Update: In a Facebook Live broadcast, Trump announced Neil Gorsuch as his nominee for the US Supreme Court. The Live video on the White House's Facebook page as 3.8 million views as of 11:07pm PT Tuesday.
Original story continues below...
President Donald Trump will reveal his choice to fill a vacant justice seat on the US Supreme Court via Facebook Live tonight, turning to the platform in an unprecedented move for such an announcement.
The White House and the president announced the streaming plans on - where else - Twitter earlier Tuesday. The broadcast takes place at 5pm PT/8pm ET/1am GMT on the White House Facebook page (opens in new tab).
We asked Facebook for comment on Trump's broadcast, including how the social network views this as part of Live's role in the political process and whether the company will offer any additional support for the stream. A Facebook spokesperson got back to us with the following statement:
"We are available to provide advice and best practices to the White House, as we do for many elected officials," the Facebook rep told us. "We are not providing any technical assistance or staff for tonight’s Facebook Live broadcast."
Join me live from the @WhiteHouse at 8:00pm tonight. #SCOTUS https://t.co/7OJvZaW0Y7 pic.twitter.com/nJyeYyACQ1January 31, 2017
Trump's use of Facebook Live and the timing of the announcement are unusual for several reasons. For one, it takes place during prime time TV hours, turning the monumental decision into something of a reality show. Presidents have in the past made their Supreme Court picks public during daytime press conferences.

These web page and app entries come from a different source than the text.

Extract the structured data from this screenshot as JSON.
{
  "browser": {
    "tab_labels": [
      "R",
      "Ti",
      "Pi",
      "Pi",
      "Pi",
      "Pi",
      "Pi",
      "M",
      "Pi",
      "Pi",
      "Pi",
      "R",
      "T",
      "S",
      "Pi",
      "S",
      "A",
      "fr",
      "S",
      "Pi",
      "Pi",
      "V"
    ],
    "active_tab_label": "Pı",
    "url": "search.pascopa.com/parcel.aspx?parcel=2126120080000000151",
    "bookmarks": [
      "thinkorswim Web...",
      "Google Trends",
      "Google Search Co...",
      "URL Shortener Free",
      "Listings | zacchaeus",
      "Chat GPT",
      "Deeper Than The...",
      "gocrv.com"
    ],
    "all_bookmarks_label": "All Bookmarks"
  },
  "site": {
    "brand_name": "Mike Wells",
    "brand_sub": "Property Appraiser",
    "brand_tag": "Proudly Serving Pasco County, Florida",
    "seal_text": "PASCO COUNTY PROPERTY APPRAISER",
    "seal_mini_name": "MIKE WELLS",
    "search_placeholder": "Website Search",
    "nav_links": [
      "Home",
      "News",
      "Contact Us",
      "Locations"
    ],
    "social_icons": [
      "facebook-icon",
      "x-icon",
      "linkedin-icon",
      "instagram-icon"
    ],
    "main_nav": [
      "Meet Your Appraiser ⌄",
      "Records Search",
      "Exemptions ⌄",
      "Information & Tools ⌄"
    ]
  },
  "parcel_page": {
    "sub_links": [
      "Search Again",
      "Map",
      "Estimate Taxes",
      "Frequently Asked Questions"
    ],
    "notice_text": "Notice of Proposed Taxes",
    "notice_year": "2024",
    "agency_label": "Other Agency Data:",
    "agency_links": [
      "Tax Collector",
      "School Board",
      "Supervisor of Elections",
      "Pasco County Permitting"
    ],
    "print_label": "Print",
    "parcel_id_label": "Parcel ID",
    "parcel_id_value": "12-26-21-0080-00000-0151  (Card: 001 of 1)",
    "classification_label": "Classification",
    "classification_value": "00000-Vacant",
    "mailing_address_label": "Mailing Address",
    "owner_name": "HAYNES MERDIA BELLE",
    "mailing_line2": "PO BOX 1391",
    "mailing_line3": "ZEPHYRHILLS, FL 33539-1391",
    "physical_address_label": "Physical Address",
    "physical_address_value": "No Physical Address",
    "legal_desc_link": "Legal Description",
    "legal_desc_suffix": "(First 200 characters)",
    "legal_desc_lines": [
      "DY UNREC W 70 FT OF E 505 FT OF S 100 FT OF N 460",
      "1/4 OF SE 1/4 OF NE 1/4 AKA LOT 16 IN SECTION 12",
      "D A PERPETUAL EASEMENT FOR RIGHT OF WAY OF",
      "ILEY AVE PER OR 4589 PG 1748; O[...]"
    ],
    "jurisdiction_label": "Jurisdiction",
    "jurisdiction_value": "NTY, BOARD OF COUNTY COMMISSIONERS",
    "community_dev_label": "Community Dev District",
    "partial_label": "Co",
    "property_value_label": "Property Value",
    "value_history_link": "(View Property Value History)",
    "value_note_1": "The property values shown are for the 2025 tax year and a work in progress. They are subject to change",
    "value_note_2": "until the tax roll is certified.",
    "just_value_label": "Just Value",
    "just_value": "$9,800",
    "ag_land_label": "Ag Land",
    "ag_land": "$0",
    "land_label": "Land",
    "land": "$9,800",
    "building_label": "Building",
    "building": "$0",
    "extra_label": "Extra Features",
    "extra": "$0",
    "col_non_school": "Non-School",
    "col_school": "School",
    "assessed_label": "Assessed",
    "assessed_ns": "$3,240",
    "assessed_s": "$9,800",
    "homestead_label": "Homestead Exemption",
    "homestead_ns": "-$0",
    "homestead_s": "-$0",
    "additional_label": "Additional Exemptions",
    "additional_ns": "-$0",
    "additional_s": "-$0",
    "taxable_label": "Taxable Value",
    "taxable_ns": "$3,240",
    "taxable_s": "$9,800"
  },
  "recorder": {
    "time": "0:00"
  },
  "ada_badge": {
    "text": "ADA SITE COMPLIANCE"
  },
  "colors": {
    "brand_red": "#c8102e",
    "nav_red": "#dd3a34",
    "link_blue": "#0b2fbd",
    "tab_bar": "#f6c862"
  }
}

Lending to the reality show feel is that the two front-runners - judges Neil Gorsuch and Thomas Hardiman - are reportedly in Washington D.C. in anticipation of the announcement, according to CNN (opens in new tab). One will leave with the nomination, the other with nothing.
Trump's announcement is set to air on TV - broadcasters will interrupt regularly scheduled programming to deliver it - however by using Facebook Live, Trump can avoid commentary from networks. As Trump and the media's relationship grows more contentious, this could be the first of more announcements delivered via social media to come.

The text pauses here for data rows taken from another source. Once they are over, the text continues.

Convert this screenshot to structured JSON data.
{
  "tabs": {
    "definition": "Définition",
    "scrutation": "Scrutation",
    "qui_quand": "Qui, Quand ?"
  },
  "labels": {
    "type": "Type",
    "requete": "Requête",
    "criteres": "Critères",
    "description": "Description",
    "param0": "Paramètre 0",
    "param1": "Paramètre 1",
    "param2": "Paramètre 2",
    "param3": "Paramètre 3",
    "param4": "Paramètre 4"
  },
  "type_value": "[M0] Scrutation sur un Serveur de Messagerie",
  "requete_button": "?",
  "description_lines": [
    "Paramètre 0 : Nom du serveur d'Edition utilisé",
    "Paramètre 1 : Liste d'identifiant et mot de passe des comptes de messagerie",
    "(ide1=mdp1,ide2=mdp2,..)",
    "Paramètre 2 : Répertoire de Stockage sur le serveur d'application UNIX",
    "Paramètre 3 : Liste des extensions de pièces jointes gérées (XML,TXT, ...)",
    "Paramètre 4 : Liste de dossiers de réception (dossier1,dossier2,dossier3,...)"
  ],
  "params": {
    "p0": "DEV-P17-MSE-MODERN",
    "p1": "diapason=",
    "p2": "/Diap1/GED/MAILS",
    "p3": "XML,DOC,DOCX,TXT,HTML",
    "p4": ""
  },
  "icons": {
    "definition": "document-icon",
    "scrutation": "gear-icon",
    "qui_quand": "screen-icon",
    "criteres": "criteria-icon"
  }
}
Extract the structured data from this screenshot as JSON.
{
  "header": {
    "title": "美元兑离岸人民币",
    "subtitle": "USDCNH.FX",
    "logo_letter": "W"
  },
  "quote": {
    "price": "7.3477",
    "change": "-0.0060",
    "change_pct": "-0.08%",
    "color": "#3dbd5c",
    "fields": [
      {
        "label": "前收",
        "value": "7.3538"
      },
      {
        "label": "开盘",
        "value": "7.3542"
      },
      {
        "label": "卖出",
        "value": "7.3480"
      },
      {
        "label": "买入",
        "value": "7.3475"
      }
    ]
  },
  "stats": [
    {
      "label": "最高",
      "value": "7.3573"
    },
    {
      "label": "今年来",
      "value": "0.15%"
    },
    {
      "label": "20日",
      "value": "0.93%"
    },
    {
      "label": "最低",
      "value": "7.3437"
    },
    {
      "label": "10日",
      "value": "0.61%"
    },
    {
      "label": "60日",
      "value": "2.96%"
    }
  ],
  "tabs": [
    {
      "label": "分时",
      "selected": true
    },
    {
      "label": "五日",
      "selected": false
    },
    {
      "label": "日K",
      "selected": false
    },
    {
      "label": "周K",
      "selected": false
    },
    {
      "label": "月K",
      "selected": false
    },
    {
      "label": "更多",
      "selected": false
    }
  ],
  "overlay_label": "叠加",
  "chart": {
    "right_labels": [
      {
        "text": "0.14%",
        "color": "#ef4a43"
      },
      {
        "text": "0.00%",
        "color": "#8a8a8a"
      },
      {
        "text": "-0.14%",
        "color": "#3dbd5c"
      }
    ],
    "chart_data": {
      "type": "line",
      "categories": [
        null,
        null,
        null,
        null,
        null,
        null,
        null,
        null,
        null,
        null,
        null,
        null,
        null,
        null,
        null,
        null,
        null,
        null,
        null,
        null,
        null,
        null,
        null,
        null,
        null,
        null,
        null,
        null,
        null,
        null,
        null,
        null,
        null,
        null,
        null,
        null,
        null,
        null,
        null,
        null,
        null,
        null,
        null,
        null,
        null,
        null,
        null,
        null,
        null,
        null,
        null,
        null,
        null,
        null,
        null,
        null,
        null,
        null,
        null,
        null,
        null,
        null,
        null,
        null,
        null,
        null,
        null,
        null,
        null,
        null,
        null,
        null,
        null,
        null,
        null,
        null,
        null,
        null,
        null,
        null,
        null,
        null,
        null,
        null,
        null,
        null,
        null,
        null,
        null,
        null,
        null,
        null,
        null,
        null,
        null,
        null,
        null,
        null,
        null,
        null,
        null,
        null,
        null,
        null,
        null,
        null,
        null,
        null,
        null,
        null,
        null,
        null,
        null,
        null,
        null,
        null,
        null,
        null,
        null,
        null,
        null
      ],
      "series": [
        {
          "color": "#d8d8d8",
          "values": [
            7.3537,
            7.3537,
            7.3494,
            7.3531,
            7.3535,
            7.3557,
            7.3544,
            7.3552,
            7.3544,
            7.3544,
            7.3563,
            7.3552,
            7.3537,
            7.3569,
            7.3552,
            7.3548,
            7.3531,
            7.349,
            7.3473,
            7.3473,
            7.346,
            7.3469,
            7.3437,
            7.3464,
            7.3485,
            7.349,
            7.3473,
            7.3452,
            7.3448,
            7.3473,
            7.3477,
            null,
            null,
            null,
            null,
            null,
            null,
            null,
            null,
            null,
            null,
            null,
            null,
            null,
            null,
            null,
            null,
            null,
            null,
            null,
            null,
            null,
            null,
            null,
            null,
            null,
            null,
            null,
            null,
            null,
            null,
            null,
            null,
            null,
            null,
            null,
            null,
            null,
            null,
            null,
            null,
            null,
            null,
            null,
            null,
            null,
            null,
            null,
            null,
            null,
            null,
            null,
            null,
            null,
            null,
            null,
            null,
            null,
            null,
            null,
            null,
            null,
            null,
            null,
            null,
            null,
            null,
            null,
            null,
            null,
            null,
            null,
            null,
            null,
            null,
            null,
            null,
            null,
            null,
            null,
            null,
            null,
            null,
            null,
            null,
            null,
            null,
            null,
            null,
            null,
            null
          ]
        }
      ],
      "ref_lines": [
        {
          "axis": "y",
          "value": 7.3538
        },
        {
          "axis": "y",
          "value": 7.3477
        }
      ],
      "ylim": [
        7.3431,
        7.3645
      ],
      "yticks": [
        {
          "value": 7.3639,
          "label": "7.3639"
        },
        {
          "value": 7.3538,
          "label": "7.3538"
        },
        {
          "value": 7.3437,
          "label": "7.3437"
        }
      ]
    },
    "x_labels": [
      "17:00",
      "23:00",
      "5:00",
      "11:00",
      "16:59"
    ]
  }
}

Facebook has pushed hard on video in recent years, particularly when it comes to Live (you may have seen the commercials). Live was used extensively during the US presidential election by candidates - Trump included - to connect with constituents, and it appears now that he is president, he has no plans to stop using the service.

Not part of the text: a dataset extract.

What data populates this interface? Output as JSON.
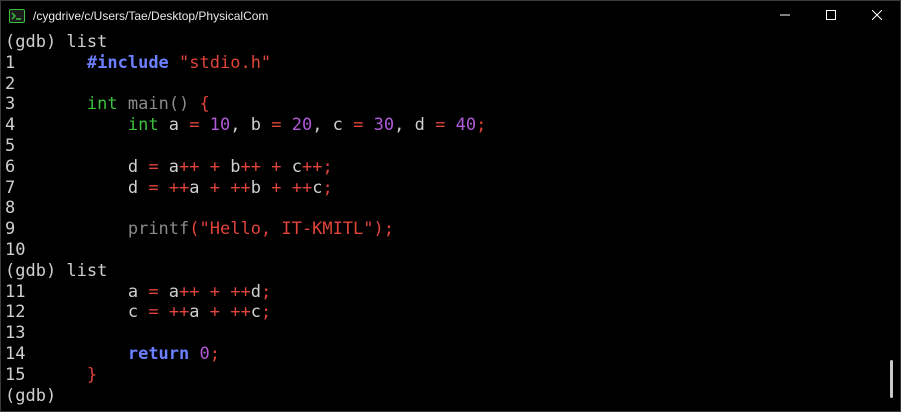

While Facebook has paid celebrities and other publishers for Live content in the past, a Facebook spokesperson tells (opens in new tab), "There are no incentives or Live partnerships with the President or the White House."